* Problem to solve
Below are lines of data; count those that contain "highlighted" and give the total alone.

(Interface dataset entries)
──────────
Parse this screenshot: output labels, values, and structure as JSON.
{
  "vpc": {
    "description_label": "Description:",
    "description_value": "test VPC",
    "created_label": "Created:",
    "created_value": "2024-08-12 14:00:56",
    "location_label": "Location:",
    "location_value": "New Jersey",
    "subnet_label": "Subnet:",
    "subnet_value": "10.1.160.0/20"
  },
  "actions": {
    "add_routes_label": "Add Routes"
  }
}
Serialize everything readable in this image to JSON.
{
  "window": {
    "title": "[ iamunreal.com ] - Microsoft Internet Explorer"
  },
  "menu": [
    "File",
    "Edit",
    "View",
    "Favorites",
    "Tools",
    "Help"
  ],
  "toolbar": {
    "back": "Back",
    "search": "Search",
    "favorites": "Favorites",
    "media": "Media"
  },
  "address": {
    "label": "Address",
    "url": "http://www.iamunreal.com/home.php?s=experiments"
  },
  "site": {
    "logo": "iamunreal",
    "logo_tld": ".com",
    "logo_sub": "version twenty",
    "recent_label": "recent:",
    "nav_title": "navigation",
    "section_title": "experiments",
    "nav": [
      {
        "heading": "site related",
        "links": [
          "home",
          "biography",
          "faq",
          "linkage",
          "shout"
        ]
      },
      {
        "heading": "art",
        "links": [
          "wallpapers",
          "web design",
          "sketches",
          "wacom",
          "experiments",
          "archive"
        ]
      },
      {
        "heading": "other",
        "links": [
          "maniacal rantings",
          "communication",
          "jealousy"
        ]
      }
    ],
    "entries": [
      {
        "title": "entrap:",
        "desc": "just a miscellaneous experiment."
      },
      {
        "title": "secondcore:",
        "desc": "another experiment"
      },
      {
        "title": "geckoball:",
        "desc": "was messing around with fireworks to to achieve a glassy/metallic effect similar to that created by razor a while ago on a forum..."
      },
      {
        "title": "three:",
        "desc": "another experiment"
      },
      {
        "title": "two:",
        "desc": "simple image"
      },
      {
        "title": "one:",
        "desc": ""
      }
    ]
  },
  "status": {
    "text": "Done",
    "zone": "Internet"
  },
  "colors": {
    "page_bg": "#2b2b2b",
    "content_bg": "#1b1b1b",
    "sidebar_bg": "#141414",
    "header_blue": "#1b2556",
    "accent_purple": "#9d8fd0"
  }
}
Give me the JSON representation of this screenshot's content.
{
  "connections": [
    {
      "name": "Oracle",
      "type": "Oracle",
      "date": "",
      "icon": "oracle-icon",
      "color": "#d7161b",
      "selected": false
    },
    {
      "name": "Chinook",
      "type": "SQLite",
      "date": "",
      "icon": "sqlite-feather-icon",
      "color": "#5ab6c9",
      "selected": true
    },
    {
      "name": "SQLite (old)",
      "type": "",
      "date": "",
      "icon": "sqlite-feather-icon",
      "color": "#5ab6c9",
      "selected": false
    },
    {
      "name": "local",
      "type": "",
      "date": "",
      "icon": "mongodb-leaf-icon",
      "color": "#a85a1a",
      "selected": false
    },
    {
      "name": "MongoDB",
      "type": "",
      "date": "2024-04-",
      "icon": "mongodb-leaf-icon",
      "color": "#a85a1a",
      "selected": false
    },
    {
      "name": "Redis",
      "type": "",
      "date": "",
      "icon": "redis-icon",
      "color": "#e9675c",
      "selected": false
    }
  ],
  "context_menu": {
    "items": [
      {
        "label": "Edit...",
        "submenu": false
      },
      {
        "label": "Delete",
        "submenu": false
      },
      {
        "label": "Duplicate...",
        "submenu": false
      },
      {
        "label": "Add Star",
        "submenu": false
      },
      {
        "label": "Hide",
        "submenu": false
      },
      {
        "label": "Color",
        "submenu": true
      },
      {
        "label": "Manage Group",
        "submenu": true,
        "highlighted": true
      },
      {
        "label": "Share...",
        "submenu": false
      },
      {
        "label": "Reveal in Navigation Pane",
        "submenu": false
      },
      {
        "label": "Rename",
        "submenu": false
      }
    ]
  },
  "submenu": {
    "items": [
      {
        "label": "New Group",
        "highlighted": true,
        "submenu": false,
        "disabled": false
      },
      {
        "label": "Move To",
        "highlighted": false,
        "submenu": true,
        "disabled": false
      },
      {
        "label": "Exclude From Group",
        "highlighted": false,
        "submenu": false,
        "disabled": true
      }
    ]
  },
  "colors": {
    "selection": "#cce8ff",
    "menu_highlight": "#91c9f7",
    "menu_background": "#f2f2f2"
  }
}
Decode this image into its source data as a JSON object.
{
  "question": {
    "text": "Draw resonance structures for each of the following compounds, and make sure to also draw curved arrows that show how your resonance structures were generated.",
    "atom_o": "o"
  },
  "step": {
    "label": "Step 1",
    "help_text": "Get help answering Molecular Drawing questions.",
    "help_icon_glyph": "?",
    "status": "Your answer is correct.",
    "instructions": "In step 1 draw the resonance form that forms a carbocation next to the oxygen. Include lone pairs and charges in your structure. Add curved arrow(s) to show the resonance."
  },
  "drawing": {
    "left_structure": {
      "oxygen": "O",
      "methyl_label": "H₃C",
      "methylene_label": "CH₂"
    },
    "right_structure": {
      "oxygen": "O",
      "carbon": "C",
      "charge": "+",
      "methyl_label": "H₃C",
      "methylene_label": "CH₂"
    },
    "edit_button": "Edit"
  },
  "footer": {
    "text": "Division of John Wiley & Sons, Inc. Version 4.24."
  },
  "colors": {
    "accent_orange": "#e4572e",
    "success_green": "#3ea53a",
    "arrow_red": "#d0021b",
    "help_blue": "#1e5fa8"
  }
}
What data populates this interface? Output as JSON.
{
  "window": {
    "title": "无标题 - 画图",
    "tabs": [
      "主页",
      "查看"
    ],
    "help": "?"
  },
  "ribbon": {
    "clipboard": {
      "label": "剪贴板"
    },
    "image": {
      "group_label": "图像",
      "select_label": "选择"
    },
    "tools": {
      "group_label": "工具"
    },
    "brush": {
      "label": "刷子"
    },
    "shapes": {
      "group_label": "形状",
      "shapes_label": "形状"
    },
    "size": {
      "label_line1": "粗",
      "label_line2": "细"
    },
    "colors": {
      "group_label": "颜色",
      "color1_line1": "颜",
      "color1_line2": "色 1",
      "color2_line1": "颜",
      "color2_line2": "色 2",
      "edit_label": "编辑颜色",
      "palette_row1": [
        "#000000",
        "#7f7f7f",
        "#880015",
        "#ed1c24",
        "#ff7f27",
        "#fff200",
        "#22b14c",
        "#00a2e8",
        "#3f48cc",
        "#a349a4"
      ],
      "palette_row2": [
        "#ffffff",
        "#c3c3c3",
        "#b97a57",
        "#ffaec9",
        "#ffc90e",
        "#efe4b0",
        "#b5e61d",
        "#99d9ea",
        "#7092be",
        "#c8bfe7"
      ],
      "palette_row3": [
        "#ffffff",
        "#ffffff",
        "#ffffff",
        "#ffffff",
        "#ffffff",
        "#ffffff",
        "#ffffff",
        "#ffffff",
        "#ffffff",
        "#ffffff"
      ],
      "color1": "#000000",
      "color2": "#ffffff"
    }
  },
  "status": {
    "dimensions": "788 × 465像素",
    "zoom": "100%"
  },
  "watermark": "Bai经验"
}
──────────
* Answer to the problem
4